An entry noting his wedding anniversary described their marriage as "29 years of more happiness than any man could rightly deserve." Another candidly recalled Nancy Reagan's return to the White House after a long trip and "a race" between the president and dog Rex to be the first one to greet her.

"Personally, I believe it is the strongest love affair ever written from the White House," Blackwood said.

When Nancy Reagan was away on her frequent "Just Say No" anti-drug crusades, Reagan wrote in his diary about going "upstairs to a lonely old house." When she returned to the White House after her mastectomy, Reagan wrote: "Rex is happy. So am I."

"We didn't like being apart. In the White House, it is a lonely place," Nancy Reagan said in an interview videotaped last week for Monday's "Good Morning America." As for the diaries, "I can hear him, see him; it's just Ronnie."

Reagan's innermost thoughts range from the mundane — "Changed our clocks back to standard time" — to the pain of telling his wife her mother was dead — "I came home and told her the news. It was heartbreaking."

Prayed for Hinckley
The president's belief in God and the power of prayer also emerges.

After he was shot March 30, 1981, Reagan said he looked up from a hospital gurney and prayed.

"But I realized I couldn't ask for God's help while at the same time I felt hatred for the mixed up young man who had shot me. Isn't that the meaning of the lost sheep? We are all God's children & therefore equally beloved by him. I began to pray for his soul and that he would find his way back to the fold," the president wrote.

When he saw Nancy at his bedside, he wrote: "I pray I'll never face a day when she isn't there."

Reagan, who died in June 2004 at age 93 after a decade-long battle with Alzheimer's disease, never kept a diary before entering the White House in 1981.

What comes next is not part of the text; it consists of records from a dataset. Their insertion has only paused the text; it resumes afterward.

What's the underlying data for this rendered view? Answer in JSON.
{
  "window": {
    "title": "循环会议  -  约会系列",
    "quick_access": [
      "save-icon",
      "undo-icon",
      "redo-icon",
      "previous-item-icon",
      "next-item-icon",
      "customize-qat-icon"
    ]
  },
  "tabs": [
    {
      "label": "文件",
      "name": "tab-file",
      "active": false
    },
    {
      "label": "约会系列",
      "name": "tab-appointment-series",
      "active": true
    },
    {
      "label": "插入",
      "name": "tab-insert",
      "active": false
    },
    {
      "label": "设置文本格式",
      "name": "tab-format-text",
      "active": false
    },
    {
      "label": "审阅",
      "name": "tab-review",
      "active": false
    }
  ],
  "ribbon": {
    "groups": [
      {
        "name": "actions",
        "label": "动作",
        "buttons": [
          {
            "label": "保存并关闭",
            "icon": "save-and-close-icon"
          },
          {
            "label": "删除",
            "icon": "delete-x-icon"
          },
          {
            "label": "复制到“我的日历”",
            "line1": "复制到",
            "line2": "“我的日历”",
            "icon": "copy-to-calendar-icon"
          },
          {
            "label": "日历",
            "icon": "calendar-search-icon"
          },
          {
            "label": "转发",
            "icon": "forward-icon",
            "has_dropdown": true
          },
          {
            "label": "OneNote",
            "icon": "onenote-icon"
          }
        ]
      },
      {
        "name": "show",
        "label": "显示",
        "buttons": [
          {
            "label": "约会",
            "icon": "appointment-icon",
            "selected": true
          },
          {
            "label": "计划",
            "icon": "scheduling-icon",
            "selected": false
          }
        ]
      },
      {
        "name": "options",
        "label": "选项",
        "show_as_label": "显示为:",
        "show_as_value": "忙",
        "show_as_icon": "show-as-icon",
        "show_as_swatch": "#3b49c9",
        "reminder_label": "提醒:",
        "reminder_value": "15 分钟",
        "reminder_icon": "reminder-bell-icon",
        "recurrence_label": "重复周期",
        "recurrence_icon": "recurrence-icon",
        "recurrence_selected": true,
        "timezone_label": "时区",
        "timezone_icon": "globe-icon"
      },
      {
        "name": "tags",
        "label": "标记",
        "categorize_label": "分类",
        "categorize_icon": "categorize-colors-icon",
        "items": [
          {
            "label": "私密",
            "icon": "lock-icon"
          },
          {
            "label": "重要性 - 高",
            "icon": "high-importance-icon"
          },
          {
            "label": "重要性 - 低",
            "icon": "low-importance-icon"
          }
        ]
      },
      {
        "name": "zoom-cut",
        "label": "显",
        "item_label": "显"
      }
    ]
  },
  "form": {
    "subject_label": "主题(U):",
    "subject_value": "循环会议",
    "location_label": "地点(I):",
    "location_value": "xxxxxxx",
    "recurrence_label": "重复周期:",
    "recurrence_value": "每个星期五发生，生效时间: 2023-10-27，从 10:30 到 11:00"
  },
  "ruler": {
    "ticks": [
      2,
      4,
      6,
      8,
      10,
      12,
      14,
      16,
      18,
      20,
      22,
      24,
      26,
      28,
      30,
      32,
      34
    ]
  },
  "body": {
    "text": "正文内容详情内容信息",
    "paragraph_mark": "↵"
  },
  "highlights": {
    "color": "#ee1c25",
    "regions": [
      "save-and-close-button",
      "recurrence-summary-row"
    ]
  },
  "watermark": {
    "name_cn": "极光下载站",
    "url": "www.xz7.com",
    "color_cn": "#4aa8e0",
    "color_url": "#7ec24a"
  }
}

"I think his beliefs, his upbringing, his ethics and morality, well, he was a very grounded and real person. This diary was for him and Mrs. Reagan. It's unvarnished," Blackwood said.